- **PROBLEM STATEMENT**: A single number is wanted: how many lines of the data include the string "Index".

- **STORED DATA**:
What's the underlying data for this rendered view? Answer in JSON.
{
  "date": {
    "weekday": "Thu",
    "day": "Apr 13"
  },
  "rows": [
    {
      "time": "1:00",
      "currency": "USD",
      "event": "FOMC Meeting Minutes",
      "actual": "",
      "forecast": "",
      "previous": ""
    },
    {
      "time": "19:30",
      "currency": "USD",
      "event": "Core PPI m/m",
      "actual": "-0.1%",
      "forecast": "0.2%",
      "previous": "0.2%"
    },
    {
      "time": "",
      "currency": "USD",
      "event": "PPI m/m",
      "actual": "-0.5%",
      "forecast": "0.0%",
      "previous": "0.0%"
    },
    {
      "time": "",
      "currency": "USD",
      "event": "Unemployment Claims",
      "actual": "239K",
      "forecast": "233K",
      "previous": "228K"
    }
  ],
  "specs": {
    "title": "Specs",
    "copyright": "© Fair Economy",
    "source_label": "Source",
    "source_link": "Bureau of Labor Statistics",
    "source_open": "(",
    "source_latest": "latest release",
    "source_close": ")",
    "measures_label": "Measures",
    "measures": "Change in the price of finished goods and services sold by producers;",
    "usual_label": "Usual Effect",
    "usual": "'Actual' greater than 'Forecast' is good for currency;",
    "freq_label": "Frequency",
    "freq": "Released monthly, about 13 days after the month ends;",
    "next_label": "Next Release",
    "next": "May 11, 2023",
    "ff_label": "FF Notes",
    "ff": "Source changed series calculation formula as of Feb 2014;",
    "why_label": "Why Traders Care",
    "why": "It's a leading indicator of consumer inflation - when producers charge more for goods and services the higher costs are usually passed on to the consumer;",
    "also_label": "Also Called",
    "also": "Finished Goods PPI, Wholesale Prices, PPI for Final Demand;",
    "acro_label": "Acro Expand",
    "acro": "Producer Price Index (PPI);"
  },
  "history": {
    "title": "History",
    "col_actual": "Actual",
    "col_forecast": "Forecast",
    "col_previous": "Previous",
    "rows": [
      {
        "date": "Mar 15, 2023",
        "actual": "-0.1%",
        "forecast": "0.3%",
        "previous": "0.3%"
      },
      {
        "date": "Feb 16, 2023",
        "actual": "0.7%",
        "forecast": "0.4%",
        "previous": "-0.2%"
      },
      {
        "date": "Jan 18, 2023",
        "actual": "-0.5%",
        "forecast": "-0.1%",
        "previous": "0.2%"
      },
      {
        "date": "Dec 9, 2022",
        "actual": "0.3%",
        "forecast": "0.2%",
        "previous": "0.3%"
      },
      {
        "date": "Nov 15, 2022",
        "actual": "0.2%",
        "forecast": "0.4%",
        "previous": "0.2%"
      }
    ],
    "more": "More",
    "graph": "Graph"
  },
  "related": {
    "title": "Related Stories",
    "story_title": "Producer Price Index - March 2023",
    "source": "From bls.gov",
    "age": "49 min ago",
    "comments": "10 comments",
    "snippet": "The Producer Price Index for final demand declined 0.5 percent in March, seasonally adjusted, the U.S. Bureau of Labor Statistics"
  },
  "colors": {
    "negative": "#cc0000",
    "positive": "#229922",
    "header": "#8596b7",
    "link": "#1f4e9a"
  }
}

- **EXERCISE ANSWER**: 3